This equates to just a hike of around P1,500 in the monthly salary every year for 92% of lower-position public school teachers, rather than the P10,000 across-the-board raises TDC demanded.
“There are 800,000 teachers, not millions by the way, and all of them are anticipating a pay scheme that recognizes the teachers’ crucial role in our society,” TDC chair Benjo Basas told Philstar.com.
“Teachers and government employees [have] suffered low pay and limited benefits since 1989 when the salary standardization law (SSL 1) was first implemented.”
Duterte has promised to double the teachers’ salaries, later rewording his commitment to a raise that would be “enough to tide them over.”
“What we need is an increase in our overtime pay, special hardship allowance, free medical service and hospitalization, paid study leave and other benefits provided by the Magna Carta for Public School Teachers,” TDC said in a statement in October.
A press statement from the Senate on Tuesday said that the bill was seen to benefit 1.4 government employees under Salary Grade 11 to 19—or 79% of total government employees, including teachers and nurses.
But both groups said that the proposed additions were still too small to support their current circumstances, especially since it is spread out in four tranches.
“Upon the implementation of the salary increase, Teacher I will lose the income tax-exempted status that they have now,” ACT-Philippines said.
The same groups have long been lobbying for salary increases over increasing difficulties in sustaining their livelihood with their current wages.
During International Teachers Day in October, teacher groups held protests and human “30k” formations to protest their minuscule salaries.

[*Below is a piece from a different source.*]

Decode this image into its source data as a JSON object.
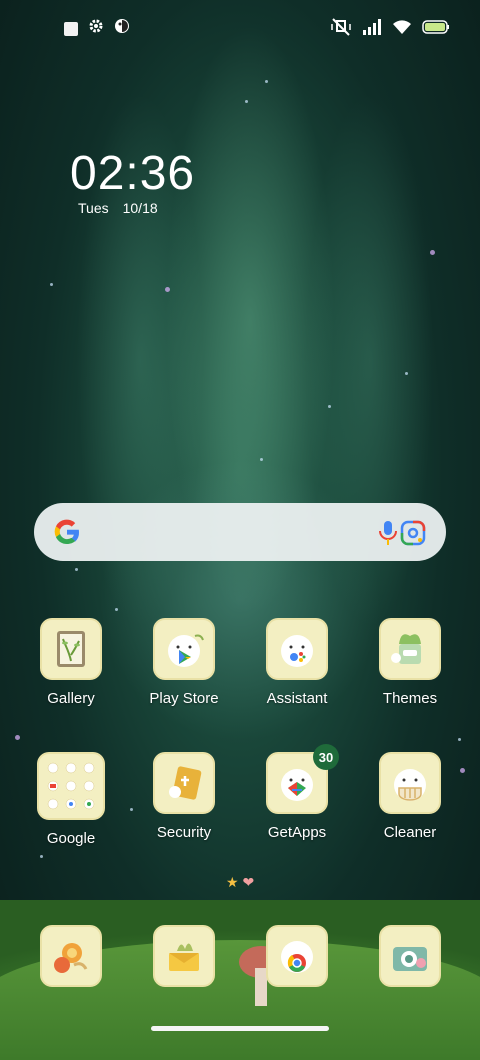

Even within the Senate exist legistimate concerns over the availability of government resources to fund such a salary increase over four years.
On the same day, the House of Representatives ratified the bicameral report that approved the aforementioned P4.1-trillion national budget for 2020.

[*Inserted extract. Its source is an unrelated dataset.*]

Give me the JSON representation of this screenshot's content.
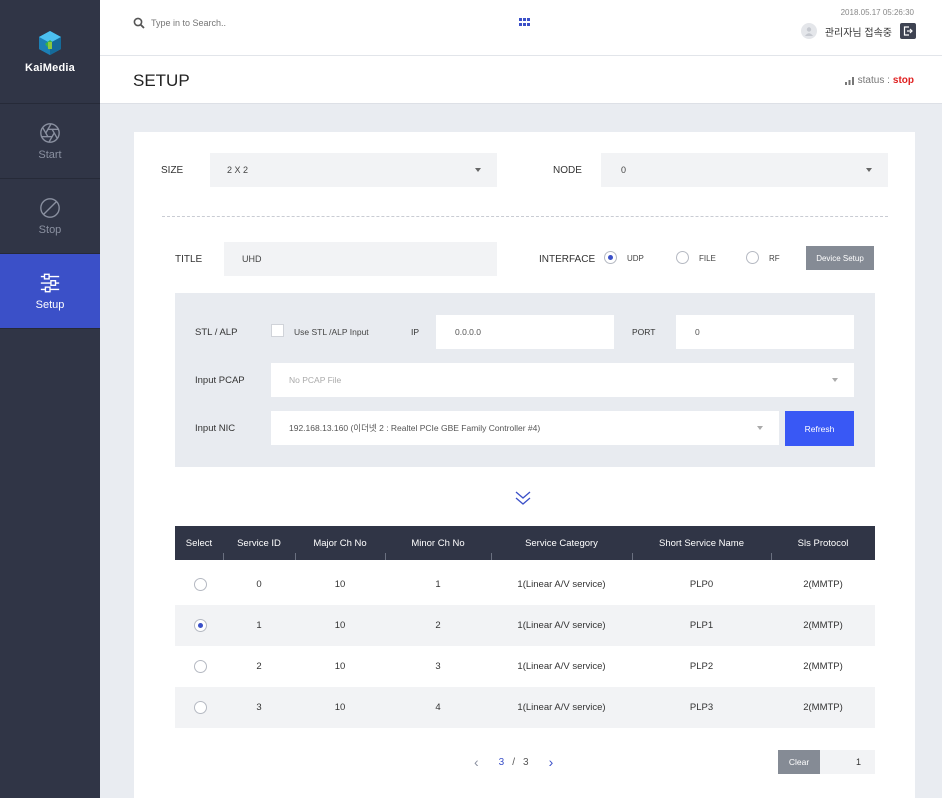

“Paano kami matutulungan nitong makatawid sa pang-araw-araw gayung ‘ni hindi ito sasayad sa sikmura namin? (How will this help us get by when the increase won’t even reach our stomachs?) Bigay-bawi ang sistema, they will be giving us crumbs which the government will only collect back,” said Martinez, whose federation vowed continued protests actions over what they said was a critical issue.
“The president made a promise, we believed, we waited patiently, but in the end, the substantial increase in our salaries was never realized,” Basas said.